Why make improvements to your property?

The research shows that half of those looking to improve their home want to enhance its appearance, and 44% want to improve their living space. While we sincerely hope pandemic lockdowns are a thing of the past, the pandemic significantly shifted people’s priorities regarding living spaces. Many are looking to reconfigure the space they have to work better for them, whether for family time or working from home spaces.

Unsurprisingly, given the current cost-of-living crisis, 23% said that decreasing household bills is their primary motivation. Furthermore, 17% specifically want to improve their property’s EPC rating. Around 58% of homes in England and 63% in Wales with an EPC rating lower than C (ONS), which, considering buildings contribute to 40% of the UK’s carbon footprint, poses a significant challenge for the Government’s net-zero targets for 2050.

What improvements are property owners making?

According to the research by Censuswide, the majority (58%) are looking to make cosmetic improvements through painting and decorating, and around a quarter would like to fit a new bathroom. However, 26% intend to make their property more energy-efficient with changes such as new double or triple glazing (16%), energy-efficient fittings (14%), loft insulation, and solar panels (11%).

What can landlords take from this research on home improvements?

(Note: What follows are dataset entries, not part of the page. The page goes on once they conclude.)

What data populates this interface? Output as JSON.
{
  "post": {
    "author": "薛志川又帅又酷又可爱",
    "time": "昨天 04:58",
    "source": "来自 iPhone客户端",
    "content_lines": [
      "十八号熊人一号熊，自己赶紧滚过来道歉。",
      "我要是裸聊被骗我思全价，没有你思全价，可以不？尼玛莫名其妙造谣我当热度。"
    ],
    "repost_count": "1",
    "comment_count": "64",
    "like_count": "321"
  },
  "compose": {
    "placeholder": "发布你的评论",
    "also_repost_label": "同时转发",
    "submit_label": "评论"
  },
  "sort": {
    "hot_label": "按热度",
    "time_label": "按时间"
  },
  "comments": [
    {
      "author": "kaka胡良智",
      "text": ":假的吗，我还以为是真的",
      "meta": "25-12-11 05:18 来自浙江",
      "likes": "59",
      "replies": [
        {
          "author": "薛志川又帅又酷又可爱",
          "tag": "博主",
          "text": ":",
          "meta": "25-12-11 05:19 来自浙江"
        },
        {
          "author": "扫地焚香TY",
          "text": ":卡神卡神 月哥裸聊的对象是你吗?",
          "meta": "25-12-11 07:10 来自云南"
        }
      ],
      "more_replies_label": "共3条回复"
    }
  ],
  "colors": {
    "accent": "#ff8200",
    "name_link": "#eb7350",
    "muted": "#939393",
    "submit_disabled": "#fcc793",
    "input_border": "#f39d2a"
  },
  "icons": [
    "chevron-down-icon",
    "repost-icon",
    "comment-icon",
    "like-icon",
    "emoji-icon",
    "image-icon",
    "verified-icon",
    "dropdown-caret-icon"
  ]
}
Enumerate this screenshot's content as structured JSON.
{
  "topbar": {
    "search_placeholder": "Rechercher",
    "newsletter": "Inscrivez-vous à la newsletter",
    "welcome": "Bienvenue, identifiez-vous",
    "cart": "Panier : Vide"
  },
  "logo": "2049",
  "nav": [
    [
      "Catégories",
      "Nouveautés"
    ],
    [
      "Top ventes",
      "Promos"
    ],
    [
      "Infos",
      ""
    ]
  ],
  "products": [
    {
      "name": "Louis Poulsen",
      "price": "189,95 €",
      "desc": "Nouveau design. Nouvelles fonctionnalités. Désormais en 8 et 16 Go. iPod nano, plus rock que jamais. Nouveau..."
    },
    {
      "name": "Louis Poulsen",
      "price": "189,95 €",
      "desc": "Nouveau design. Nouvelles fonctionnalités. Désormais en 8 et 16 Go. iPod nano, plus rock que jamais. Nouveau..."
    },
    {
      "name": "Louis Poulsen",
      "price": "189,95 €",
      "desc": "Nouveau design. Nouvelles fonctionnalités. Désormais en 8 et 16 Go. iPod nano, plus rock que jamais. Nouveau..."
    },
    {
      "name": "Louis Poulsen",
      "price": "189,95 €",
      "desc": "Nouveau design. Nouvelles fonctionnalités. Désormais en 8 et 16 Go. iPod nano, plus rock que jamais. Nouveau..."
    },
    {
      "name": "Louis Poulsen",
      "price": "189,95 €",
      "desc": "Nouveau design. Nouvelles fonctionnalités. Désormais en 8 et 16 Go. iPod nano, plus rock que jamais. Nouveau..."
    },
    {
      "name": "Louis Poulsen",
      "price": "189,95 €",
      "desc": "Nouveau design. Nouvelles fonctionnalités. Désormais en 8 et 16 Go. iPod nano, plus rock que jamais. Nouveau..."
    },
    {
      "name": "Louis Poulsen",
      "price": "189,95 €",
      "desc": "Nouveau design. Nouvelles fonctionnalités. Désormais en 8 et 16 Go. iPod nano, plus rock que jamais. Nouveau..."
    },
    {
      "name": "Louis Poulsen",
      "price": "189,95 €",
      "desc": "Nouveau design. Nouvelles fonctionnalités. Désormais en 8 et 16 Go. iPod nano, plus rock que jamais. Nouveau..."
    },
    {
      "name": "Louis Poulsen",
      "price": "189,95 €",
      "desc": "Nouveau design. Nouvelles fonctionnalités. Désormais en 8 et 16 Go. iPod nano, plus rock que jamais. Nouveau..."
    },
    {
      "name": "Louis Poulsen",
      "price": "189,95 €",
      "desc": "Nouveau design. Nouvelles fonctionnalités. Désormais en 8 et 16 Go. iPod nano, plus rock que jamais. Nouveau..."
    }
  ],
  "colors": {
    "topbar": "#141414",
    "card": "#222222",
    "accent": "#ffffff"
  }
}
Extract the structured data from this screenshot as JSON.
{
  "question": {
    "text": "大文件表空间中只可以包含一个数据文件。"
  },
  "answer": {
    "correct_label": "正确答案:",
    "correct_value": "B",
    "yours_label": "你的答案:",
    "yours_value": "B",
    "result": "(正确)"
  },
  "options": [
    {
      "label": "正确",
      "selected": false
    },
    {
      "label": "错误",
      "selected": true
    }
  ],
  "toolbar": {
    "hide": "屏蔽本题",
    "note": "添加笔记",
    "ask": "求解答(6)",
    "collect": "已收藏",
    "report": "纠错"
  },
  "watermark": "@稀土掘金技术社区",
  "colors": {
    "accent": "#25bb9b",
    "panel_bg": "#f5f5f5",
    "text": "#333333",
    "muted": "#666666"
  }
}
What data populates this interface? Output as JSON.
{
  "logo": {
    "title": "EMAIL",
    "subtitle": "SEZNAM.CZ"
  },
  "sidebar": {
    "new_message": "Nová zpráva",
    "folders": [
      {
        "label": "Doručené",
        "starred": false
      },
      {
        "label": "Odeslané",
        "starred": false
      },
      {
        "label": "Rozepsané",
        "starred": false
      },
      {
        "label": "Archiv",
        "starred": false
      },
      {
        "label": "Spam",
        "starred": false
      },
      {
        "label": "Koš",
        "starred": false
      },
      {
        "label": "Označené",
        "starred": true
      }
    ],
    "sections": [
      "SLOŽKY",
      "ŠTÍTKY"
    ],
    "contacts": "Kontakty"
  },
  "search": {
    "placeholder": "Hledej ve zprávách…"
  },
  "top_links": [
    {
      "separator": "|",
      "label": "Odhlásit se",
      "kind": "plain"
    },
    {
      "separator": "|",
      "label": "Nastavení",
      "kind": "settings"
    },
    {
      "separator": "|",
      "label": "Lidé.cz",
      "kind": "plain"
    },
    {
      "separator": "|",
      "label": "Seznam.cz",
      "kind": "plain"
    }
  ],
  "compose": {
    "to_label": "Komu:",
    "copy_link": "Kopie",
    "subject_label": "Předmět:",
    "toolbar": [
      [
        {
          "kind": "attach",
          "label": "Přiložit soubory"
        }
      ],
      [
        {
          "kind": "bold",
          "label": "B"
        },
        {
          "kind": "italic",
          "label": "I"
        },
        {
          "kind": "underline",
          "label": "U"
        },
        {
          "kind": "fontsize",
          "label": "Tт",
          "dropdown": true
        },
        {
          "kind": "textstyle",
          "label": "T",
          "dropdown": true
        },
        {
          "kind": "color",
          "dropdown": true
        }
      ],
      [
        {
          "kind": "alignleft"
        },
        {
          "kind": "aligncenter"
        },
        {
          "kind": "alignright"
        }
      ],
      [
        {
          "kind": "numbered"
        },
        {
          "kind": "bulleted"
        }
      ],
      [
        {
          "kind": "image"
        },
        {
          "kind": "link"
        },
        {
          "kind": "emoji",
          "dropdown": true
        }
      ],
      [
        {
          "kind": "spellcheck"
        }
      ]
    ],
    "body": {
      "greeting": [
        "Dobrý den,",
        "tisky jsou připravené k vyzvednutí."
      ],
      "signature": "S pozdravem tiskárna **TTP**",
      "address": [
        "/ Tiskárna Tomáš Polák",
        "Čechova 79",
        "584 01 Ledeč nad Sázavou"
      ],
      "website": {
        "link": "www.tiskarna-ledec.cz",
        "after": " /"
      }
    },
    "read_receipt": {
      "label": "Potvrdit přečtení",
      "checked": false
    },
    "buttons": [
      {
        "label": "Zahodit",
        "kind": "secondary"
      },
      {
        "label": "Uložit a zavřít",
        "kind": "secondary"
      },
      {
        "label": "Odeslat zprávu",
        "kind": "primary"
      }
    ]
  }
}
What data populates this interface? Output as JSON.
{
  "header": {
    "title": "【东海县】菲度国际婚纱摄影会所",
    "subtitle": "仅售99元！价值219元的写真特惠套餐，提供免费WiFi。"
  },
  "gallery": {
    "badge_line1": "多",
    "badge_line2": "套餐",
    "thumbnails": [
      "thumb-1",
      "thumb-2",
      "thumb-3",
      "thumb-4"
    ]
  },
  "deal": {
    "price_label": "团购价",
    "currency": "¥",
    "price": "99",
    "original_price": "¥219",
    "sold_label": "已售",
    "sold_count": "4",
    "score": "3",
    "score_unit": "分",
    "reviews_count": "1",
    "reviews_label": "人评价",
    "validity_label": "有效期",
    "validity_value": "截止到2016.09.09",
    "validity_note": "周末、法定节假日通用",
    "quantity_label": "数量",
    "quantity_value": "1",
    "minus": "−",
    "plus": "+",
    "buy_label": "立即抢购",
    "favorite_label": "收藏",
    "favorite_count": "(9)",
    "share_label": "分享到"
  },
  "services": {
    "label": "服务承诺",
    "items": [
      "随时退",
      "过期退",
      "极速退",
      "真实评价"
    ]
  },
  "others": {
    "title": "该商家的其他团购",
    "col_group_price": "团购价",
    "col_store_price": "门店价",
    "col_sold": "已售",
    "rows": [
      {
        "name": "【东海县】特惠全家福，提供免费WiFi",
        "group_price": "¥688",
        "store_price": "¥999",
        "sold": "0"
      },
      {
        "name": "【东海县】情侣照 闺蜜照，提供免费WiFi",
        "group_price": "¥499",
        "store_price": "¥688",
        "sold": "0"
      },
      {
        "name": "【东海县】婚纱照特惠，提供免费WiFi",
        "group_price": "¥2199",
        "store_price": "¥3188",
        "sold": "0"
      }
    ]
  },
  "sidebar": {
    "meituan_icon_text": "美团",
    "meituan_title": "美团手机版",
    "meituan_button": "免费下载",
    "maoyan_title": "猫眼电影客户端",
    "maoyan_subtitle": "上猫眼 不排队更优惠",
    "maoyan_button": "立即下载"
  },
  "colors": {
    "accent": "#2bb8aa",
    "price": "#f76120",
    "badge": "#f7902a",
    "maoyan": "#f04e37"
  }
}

While these results are based on homeowner opinion, aesthetic improvements will likely attract tenants and encourage them to stay longer in rental properties. While relatively inexpensive, decorating can quickly make a property feel newer and more cared for, and ultimately a nicer place to live for your tenants (existing or prospective). Depending on the scale of the improvements, you might even be able to charge more rent for a newly modernised property! Furthermore, with the Government’s Decent Homes Standard extending to PRS property, landlords will need to think about ensuring their properties are up to a modern standard or risk being deemed unlettable in the near future. Besides painting, replacing carpets and kitchen cupboards is a quick way to freshen up and modernise a space, and doesn’t cost as much as full renovations.

Due to rising energy costs, it makes sense that many people are looking for ways to reduce bills. This motivation is not exclusive to homeowners; renters face the same financial challenges, whether paying bills directly or included in monthly rent. Changes to EPC regulations for rental properties are another reason landlords should consider energy-efficient measures. Whilst there’s no doubt that these will likely cost more at the outset, reduced bills and greater tenant demand for greener properties, plus the opportunity for cheaper ‘green’ BTL mortgage rates, should make the investment worth it long-term. And ultimately, property investment is a long-term business.

How to fund property improvements

There are several options for homeowners and landlords alike when funding small-scale property improvements, and it’s easier than you might think! Importantly, these don’t require your personal or business savings.

Capital Raise: If you’re looking to remortgage in the near future (or have an unencumbered property you could mortgage now), releasing equity from the property via a capital raise is a popular and relatively simple way to fund improvements.

Further Advance: If you’re not ready to remortgage or would be stung by hefty Early Repayment Charges (ERCs) if you did, then a small additional loan from your existing lender might be an option for you. Then, when it is time to remortgage, you can consolidate the outstanding further advance back into your main mortgage amount.

Second-Charge: If your existing mortgage lender doesn’t offer further advances (as not all of them do), a second-charge mortgage might be an option for you. This is an additional loan with a different lender secured against your property, based on the available equity. While these are slightly more complicated than further advances or capital raises, a specialist mortgage broker like Mortgages for Business will be able to help you.

If you’re looking to make improvements to your home or investment properties, we can help. To assess your options and see how much you could afford to put towards your project, give us a call on 0345 345 6788 or submit an enquiry today.


Source: Censuswide.